Senior Correspondent, Open Range News
On April 15, 1862, two small groups of Union and Confederate soldiers fought a battle near Picacho Peak, northwest of Tucson. The engagement left several Union troops dead, including the detachment’s commanding officer, and wounded some on each side.
The Battle of Picacho Pass was the western-most engagement in the Civil War. It was more a skirmish than a battle. But each year, it’s remembered by a dedicated group of historical re-enactors. They camp in the desert for several days, eat hard tack and drink sarsaparilla, don frontier period clothing and re-live the Battle of Picacho Pass.
This dedicated group of people meets for several days every year at Picacho Peak State Park.
They pitch canvas tents in the desert, dress in period authentic clothing, and take to the battlefield with rifle, musket and cannon. In the evening, after the spectators are gone, it’s tall tales around the fire, a few bottles of sarsaparilla and Dutch oven cooking.
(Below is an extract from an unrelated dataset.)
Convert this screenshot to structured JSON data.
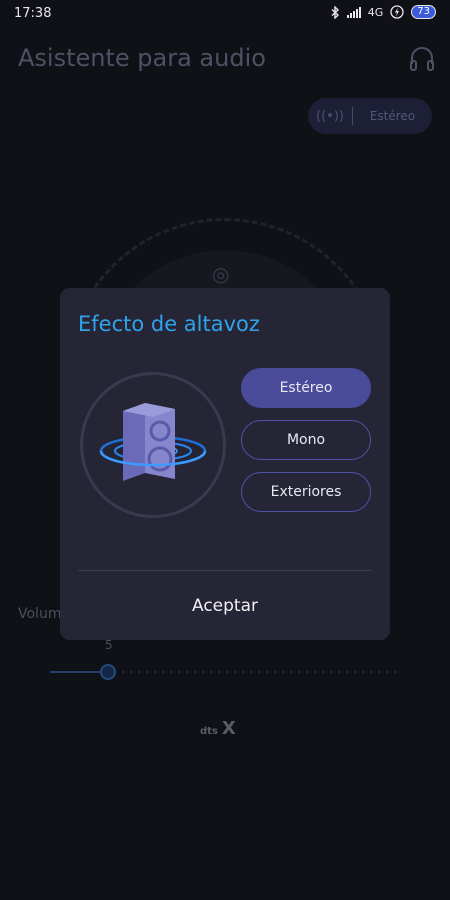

The annual re-enactment of the Battle of Picacho Pass is a well-attended affair. Several thousand people array themselves across a hillside to watch the battlefield. Some lounge in lawn chairs, others stand on rocks for better views. More than a few people glass the distant reaches of the battlefield, trying to figure out where the artillery is.
You can hear it – a violent, shuddering BOOM! that echoes off the rocky spires of Picacho Peak. The cannons are most likely 12-pound Mountain Howitzers, a piece of field artillery commonly used in the western and prairie campaigns of the Civil War.
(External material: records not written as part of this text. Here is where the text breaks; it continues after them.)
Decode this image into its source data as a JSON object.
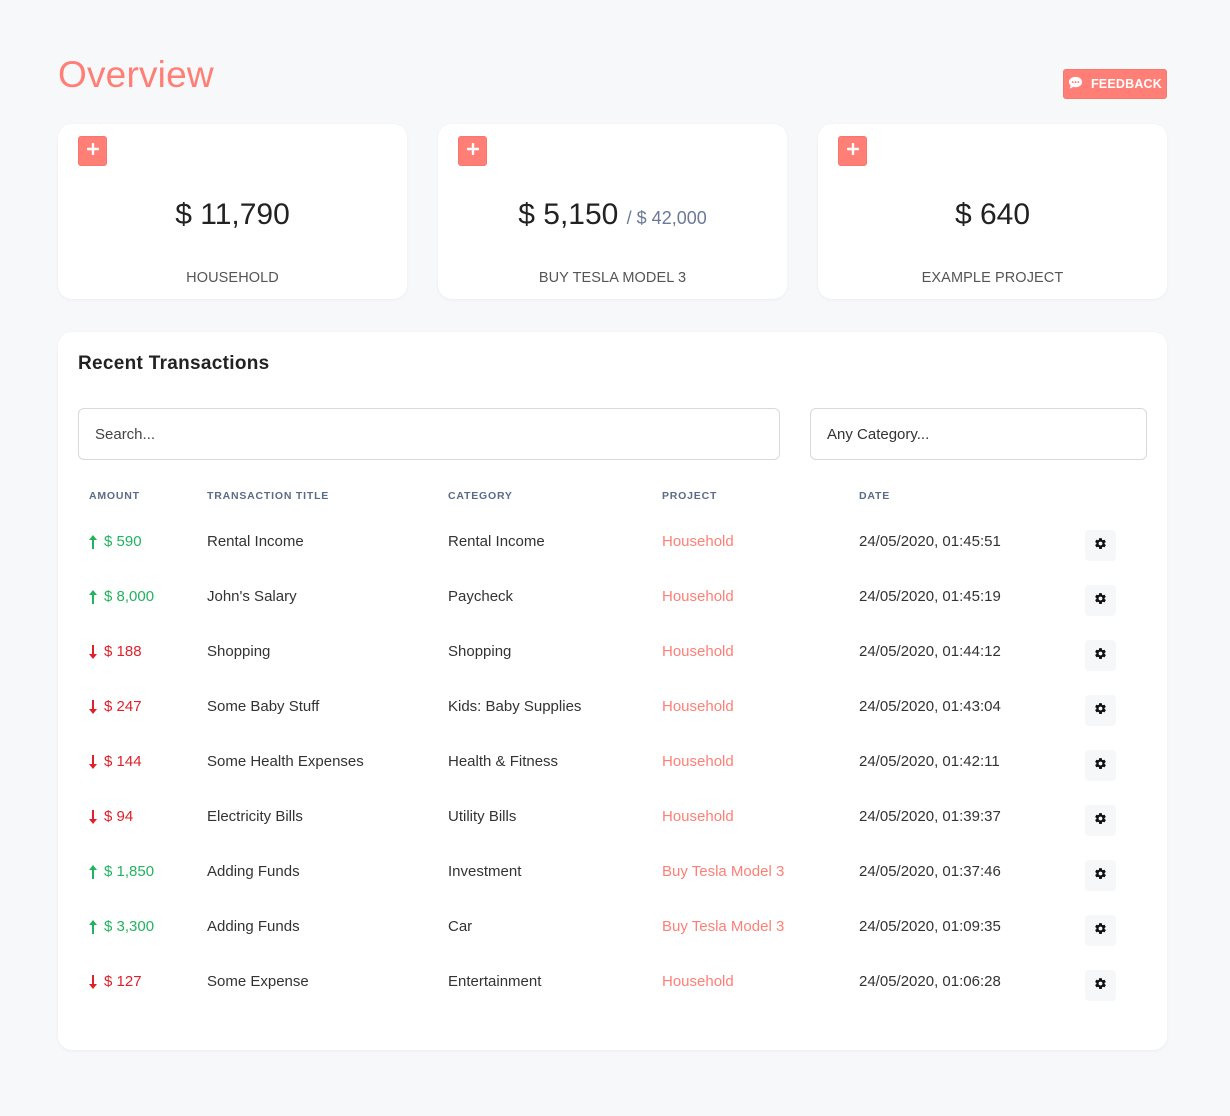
{
  "header": {
    "title": "Overview",
    "feedback_label": "FEEDBACK",
    "feedback_icon": "comment-dots-icon",
    "accent_color": "#ff7f76"
  },
  "project_cards": [
    {
      "amount": "$ 11,790",
      "goal": "",
      "label": "HOUSEHOLD",
      "add_icon": "plus-icon"
    },
    {
      "amount": "$ 5,150",
      "goal": "/ $ 42,000",
      "label": "BUY TESLA MODEL 3",
      "add_icon": "plus-icon"
    },
    {
      "amount": "$ 640",
      "goal": "",
      "label": "EXAMPLE PROJECT",
      "add_icon": "plus-icon"
    }
  ],
  "transactions": {
    "title": "Recent Transactions",
    "search_placeholder": "Search...",
    "category_filter": "Any Category...",
    "columns": [
      "AMOUNT",
      "TRANSACTION TITLE",
      "CATEGORY",
      "PROJECT",
      "DATE"
    ],
    "income_color": "#22b35e",
    "expense_color": "#e0202a",
    "rows": [
      {
        "direction": "up",
        "amount": "$ 590",
        "title": "Rental Income",
        "category": "Rental Income",
        "project": "Household",
        "date": "24/05/2020, 01:45:51"
      },
      {
        "direction": "up",
        "amount": "$ 8,000",
        "title": "John's Salary",
        "category": "Paycheck",
        "project": "Household",
        "date": "24/05/2020, 01:45:19"
      },
      {
        "direction": "down",
        "amount": "$ 188",
        "title": "Shopping",
        "category": "Shopping",
        "project": "Household",
        "date": "24/05/2020, 01:44:12"
      },
      {
        "direction": "down",
        "amount": "$ 247",
        "title": "Some Baby Stuff",
        "category": "Kids: Baby Supplies",
        "project": "Household",
        "date": "24/05/2020, 01:43:04"
      },
      {
        "direction": "down",
        "amount": "$ 144",
        "title": "Some Health Expenses",
        "category": "Health & Fitness",
        "project": "Household",
        "date": "24/05/2020, 01:42:11"
      },
      {
        "direction": "down",
        "amount": "$ 94",
        "title": "Electricity Bills",
        "category": "Utility Bills",
        "project": "Household",
        "date": "24/05/2020, 01:39:37"
      },
      {
        "direction": "up",
        "amount": "$ 1,850",
        "title": "Adding Funds",
        "category": "Investment",
        "project": "Buy Tesla Model 3",
        "date": "24/05/2020, 01:37:46"
      },
      {
        "direction": "up",
        "amount": "$ 3,300",
        "title": "Adding Funds",
        "category": "Car",
        "project": "Buy Tesla Model 3",
        "date": "24/05/2020, 01:09:35"
      },
      {
        "direction": "down",
        "amount": "$ 127",
        "title": "Some Expense",
        "category": "Entertainment",
        "project": "Household",
        "date": "24/05/2020, 01:06:28"
      }
    ]
  }
}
Closer to the spectators, close enough to make some of them uncomfortable, soldiers collapse, groan, feign deep and fatal gut wounds.
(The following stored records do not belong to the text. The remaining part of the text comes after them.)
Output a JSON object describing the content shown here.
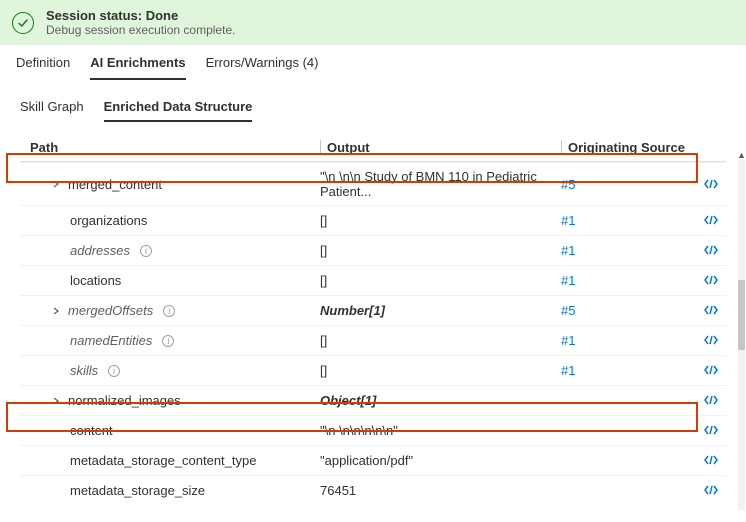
{
  "banner": {
    "title": "Session status: Done",
    "subtitle": "Debug session execution complete."
  },
  "tabs": {
    "definition": "Definition",
    "ai": "AI Enrichments",
    "errors": "Errors/Warnings (4)"
  },
  "subtabs": {
    "graph": "Skill Graph",
    "eds": "Enriched Data Structure"
  },
  "headers": {
    "path": "Path",
    "output": "Output",
    "src": "Originating Source"
  },
  "rows": {
    "merged_content": {
      "path": "merged_content",
      "output": "\"\\n \\n\\n Study of BMN 110 in Pediatric Patient...",
      "src": "#5"
    },
    "organizations": {
      "path": "organizations",
      "output": "[]",
      "src": "#1"
    },
    "addresses": {
      "path": "addresses",
      "output": "[]",
      "src": "#1"
    },
    "locations": {
      "path": "locations",
      "output": "[]",
      "src": "#1"
    },
    "mergedOffsets": {
      "path": "mergedOffsets",
      "output": "Number[1]",
      "src": "#5"
    },
    "namedEntities": {
      "path": "namedEntities",
      "output": "[]",
      "src": "#1"
    },
    "skills": {
      "path": "skills",
      "output": "[]",
      "src": "#1"
    },
    "normalized_images": {
      "path": "normalized_images",
      "output": "Object[1]"
    },
    "content": {
      "path": "content",
      "output": "\"\\n \\n\\n\\n\\n\\n\""
    },
    "mct": {
      "path": "metadata_storage_content_type",
      "output": "\"application/pdf\""
    },
    "mss": {
      "path": "metadata_storage_size",
      "output": "76451"
    }
  }
}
If it wasn’t for the P.A. announcer, it might be hard to tell that this is all an elaborate act.
The event includes more than battle re-enactments. There are cavalry and artillery demonstrations, a theatrical troupe and a sutler’s row.
The re-enactors even open their orderly encampment to spectators, who can see a little of what life was like when a canvas “A-style” tent was home.
In between battles, spectators talk to the re-enactors and marvel over their tin dinner plates.
They ask delicate questions about the practicalities of hoop skirts, often worn by women in the Civil War-era and widely seen at re-enactments. They sip iced root beer and browse the sutler shops, trying on moccasins and sizing up muskets.
Then, when the next battle is announced, they hurry back to the battlefield to find a prime viewing spot.
Barry Schrock is playing both Union and Confederate soldier in two of the battles. He says there is no special training to become a re-enactor; anyone can join in and be handed a jacket and heavy boots.
Barry says he’s wondered what the battles actually look like. His role is to fall down dead early in the battle. To be authentic, he can’t pop his head up off the ground to watch the action around him.
But he will be watching the Picacho Pass battle re-enactment. He’s not falling down dead in that one. He’ll be on the sidelines, watching other grown men like himself play soldier in the dirt.
Some don’t bother calling the Battle of Picacho Pass a battle. They call it a skirmish, at best, or just an engagement. A Union detachment of the 1st California Cavalry decided to check out rumors of Confederate soldiers near Picacho Peak.
They found them in a low pass between the peak and the Picacho Mountains to the north. The Confederates, from what was then called the Arizona Battalion out of Tucson, laid down heavy fire.
After ninety minutes of shooting, three Union men lay dead and several others were wounded. Confederate losses have always been unconfirmed, save for three that were taken prisoner by Union soldiers.
Despite the talk of ‘minor skirmish,’ the battle still looms large in the minds of some, including the re-enactors.
The website War Times Journal notes:
“The battle of Picacho Pass may have been only a skirmish compared to the great conflagrations in the East, but to the men killed and wounded there…it was the Civil War.”
Arizona State Parks Civil War in the Southwest site
The Civil War Re-Enactor website
The dmoz open directory on the Civil War
A 19th U.S. Infantry web article on the frontier foodstuff known as hardtack